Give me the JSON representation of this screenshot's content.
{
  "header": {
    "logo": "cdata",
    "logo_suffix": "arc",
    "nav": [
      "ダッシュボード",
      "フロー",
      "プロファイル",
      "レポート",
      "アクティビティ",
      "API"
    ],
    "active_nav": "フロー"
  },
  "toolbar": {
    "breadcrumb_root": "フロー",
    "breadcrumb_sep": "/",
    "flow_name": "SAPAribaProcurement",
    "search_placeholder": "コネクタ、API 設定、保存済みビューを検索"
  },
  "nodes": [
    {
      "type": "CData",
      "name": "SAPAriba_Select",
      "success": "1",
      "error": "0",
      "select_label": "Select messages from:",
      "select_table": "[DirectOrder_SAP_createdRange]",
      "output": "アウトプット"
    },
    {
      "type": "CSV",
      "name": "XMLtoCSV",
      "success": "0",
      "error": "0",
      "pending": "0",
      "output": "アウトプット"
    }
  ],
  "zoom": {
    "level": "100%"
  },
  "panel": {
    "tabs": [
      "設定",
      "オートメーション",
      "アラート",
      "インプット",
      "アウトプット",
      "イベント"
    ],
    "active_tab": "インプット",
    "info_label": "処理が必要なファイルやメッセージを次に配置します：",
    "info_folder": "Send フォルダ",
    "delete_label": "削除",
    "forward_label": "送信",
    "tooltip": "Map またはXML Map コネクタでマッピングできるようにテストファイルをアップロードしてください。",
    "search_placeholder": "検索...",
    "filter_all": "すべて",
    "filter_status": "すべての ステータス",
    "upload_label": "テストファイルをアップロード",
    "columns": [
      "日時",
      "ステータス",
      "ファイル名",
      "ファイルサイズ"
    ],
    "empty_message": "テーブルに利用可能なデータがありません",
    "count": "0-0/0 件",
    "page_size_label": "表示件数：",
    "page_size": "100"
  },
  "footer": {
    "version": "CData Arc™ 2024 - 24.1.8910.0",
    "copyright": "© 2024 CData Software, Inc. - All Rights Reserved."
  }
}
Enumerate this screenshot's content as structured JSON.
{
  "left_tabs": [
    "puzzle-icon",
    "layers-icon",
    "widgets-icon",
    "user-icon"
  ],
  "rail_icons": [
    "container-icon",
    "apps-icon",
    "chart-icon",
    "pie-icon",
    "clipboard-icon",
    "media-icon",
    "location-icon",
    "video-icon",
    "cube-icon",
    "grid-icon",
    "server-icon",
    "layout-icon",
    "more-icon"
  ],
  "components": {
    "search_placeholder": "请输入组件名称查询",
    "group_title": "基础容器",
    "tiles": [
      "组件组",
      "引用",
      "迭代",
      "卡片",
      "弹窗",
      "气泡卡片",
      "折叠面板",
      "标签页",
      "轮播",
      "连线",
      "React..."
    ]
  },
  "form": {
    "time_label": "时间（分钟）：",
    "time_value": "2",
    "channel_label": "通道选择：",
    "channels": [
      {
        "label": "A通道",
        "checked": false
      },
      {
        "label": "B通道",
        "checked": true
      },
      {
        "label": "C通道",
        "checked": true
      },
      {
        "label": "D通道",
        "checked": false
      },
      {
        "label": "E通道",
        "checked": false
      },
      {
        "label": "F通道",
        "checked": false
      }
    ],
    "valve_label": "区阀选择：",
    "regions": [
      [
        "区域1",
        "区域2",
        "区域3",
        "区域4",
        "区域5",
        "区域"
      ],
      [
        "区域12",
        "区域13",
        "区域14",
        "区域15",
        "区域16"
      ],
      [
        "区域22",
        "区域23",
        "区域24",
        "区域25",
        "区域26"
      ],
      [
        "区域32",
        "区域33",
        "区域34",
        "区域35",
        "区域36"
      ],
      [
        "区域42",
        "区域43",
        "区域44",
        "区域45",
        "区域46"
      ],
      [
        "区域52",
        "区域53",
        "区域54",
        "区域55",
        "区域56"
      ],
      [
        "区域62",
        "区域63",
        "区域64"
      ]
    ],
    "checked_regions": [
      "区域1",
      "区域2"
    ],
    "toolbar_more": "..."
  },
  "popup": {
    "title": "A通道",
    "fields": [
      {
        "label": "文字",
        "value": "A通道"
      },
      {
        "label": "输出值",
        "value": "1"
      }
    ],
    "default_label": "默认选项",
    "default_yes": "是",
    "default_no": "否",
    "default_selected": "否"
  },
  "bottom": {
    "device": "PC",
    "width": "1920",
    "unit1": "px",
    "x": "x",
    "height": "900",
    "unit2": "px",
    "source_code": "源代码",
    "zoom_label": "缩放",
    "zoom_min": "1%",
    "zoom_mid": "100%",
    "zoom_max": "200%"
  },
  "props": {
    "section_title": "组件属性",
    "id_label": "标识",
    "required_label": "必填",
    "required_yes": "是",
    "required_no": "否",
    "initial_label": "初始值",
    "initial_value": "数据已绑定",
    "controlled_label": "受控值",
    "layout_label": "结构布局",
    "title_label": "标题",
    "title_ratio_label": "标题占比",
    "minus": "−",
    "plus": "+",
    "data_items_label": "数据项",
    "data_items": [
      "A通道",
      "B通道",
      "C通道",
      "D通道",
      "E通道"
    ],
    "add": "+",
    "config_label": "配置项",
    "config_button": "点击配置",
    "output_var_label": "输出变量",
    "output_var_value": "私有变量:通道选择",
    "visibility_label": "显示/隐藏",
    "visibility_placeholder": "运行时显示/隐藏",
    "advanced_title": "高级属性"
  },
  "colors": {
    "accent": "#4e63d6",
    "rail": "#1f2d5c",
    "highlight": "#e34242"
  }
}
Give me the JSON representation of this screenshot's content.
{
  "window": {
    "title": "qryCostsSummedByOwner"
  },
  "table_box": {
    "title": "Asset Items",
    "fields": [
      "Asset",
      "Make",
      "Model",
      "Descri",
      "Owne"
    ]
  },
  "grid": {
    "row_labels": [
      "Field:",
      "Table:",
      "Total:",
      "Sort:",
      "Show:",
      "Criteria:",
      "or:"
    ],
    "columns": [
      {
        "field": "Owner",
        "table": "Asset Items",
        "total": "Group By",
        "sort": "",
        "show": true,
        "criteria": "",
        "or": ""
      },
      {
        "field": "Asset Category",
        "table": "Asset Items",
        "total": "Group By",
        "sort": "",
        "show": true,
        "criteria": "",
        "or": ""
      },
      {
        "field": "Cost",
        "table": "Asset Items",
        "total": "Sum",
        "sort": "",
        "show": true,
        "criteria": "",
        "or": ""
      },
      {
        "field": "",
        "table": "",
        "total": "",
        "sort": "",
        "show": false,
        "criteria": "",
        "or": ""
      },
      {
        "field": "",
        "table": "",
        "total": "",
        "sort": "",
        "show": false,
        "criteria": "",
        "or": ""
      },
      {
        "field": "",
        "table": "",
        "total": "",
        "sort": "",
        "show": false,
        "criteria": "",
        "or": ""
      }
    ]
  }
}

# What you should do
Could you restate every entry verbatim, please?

# Output below
Give me the JSON representation of this screenshot's content.
{
  "header": {
    "logo": "cdata",
    "logo_suffix": "arc",
    "nav": [
      "ダッシュボード",
      "フロー",
      "プロファイル",
      "レポート",
      "アクティビティ",
      "API"
    ],
    "active_nav": "フロー"
  },
  "toolbar": {
    "breadcrumb_root": "フロー",
    "breadcrumb_sep": "/",
    "flow_name": "SAPAribaProcurement",
    "search_placeholder": "コネクタ、API 設定、保存済みビューを検索"
  },
  "nodes": [
    {
      "type": "CData",
      "name": "SAPAriba_Select",
      "success": "1",
      "error": "0",
      "select_label": "Select messages from:",
      "select_table": "[DirectOrder_SAP_createdRange]",
      "output": "アウトプット"
    },
    {
      "type": "CSV",
      "name": "XMLtoCSV",
      "success": "0",
      "error": "0",
      "pending": "0",
      "output": "アウトプット"
    }
  ],
  "zoom": {
    "level": "100%"
  },
  "panel": {
    "tabs": [
      "設定",
      "オートメーション",
      "アラート",
      "インプット",
      "アウトプット",
      "イベント"
    ],
    "active_tab": "インプット",
    "info_label": "処理が必要なファイルやメッセージを次に配置します：",
    "info_folder": "Send フォルダ",
    "delete_label": "削除",
    "forward_label": "送信",
    "tooltip": "Map またはXML Map コネクタでマッピングできるようにテストファイルをアップロードしてください。",
    "search_placeholder": "検索...",
    "filter_all": "すべて",
    "filter_status": "すべての ステータス",
    "upload_label": "テストファイルをアップロード",
    "columns": [
      "日時",
      "ステータス",
      "ファイル名",
      "ファイルサイズ"
    ],
    "empty_message": "テーブルに利用可能なデータがありません",
    "count": "0-0/0 件",
    "page_size_label": "表示件数：",
    "page_size": "100"
  },
  "footer": {
    "version": "CData Arc™ 2024 - 24.1.8910.0",
    "copyright": "© 2024 CData Software, Inc. - All Rights Reserved."
  }
}
Enumerate this screenshot's content as structured JSON.
{
  "left_tabs": [
    "puzzle-icon",
    "layers-icon",
    "widgets-icon",
    "user-icon"
  ],
  "rail_icons": [
    "container-icon",
    "apps-icon",
    "chart-icon",
    "pie-icon",
    "clipboard-icon",
    "media-icon",
    "location-icon",
    "video-icon",
    "cube-icon",
    "grid-icon",
    "server-icon",
    "layout-icon",
    "more-icon"
  ],
  "components": {
    "search_placeholder": "请输入组件名称查询",
    "group_title": "基础容器",
    "tiles": [
      "组件组",
      "引用",
      "迭代",
      "卡片",
      "弹窗",
      "气泡卡片",
      "折叠面板",
      "标签页",
      "轮播",
      "连线",
      "React..."
    ]
  },
  "form": {
    "time_label": "时间（分钟）：",
    "time_value": "2",
    "channel_label": "通道选择：",
    "channels": [
      {
        "label": "A通道",
        "checked": false
      },
      {
        "label": "B通道",
        "checked": true
      },
      {
        "label": "C通道",
        "checked": true
      },
      {
        "label": "D通道",
        "checked": false
      },
      {
        "label": "E通道",
        "checked": false
      },
      {
        "label": "F通道",
        "checked": false
      }
    ],
    "valve_label": "区阀选择：",
    "regions": [
      [
        "区域1",
        "区域2",
        "区域3",
        "区域4",
        "区域5",
        "区域"
      ],
      [
        "区域12",
        "区域13",
        "区域14",
        "区域15",
        "区域16"
      ],
      [
        "区域22",
        "区域23",
        "区域24",
        "区域25",
        "区域26"
      ],
      [
        "区域32",
        "区域33",
        "区域34",
        "区域35",
        "区域36"
      ],
      [
        "区域42",
        "区域43",
        "区域44",
        "区域45",
        "区域46"
      ],
      [
        "区域52",
        "区域53",
        "区域54",
        "区域55",
        "区域56"
      ],
      [
        "区域62",
        "区域63",
        "区域64"
      ]
    ],
    "checked_regions": [
      "区域1",
      "区域2"
    ],
    "toolbar_more": "..."
  },
  "popup": {
    "title": "A通道",
    "fields": [
      {
        "label": "文字",
        "value": "A通道"
      },
      {
        "label": "输出值",
        "value": "1"
      }
    ],
    "default_label": "默认选项",
    "default_yes": "是",
    "default_no": "否",
    "default_selected": "否"
  },
  "bottom": {
    "device": "PC",
    "width": "1920",
    "unit1": "px",
    "x": "x",
    "height": "900",
    "unit2": "px",
    "source_code": "源代码",
    "zoom_label": "缩放",
    "zoom_min": "1%",
    "zoom_mid": "100%",
    "zoom_max": "200%"
  },
  "props": {
    "section_title": "组件属性",
    "id_label": "标识",
    "required_label": "必填",
    "required_yes": "是",
    "required_no": "否",
    "initial_label": "初始值",
    "initial_value": "数据已绑定",
    "controlled_label": "受控值",
    "layout_label": "结构布局",
    "title_label": "标题",
    "title_ratio_label": "标题占比",
    "minus": "−",
    "plus": "+",
    "data_items_label": "数据项",
    "data_items": [
      "A通道",
      "B通道",
      "C通道",
      "D通道",
      "E通道"
    ],
    "add": "+",
    "config_label": "配置项",
    "config_button": "点击配置",
    "output_var_label": "输出变量",
    "output_var_value": "私有变量:通道选择",
    "visibility_label": "显示/隐藏",
    "visibility_placeholder": "运行时显示/隐藏",
    "advanced_title": "高级属性"
  },
  "colors": {
    "accent": "#4e63d6",
    "rail": "#1f2d5c",
    "highlight": "#e34242"
  }
}
Give me the JSON representation of this screenshot's content.
{
  "window": {
    "title": "qryCostsSummedByOwner"
  },
  "table_box": {
    "title": "Asset Items",
    "fields": [
      "Asset",
      "Make",
      "Model",
      "Descri",
      "Owne"
    ]
  },
  "grid": {
    "row_labels": [
      "Field:",
      "Table:",
      "Total:",
      "Sort:",
      "Show:",
      "Criteria:",
      "or:"
    ],
    "columns": [
      {
        "field": "Owner",
        "table": "Asset Items",
        "total": "Group By",
        "sort": "",
        "show": true,
        "criteria": "",
        "or": ""
      },
      {
        "field": "Asset Category",
        "table": "Asset Items",
        "total": "Group By",
        "sort": "",
        "show": true,
        "criteria": "",
        "or": ""
      },
      {
        "field": "Cost",
        "table": "Asset Items",
        "total": "Sum",
        "sort": "",
        "show": true,
        "criteria": "",
        "or": ""
      },
      {
        "field": "",
        "table": "",
        "total": "",
        "sort": "",
        "show": false,
        "criteria": "",
        "or": ""
      },
      {
        "field": "",
        "table": "",
        "total": "",
        "sort": "",
        "show": false,
        "criteria": "",
        "or": ""
      },
      {
        "field": "",
        "table": "",
        "total": "",
        "sort": "",
        "show": false,
        "criteria": "",
        "or": ""
      }
    ]
  }
}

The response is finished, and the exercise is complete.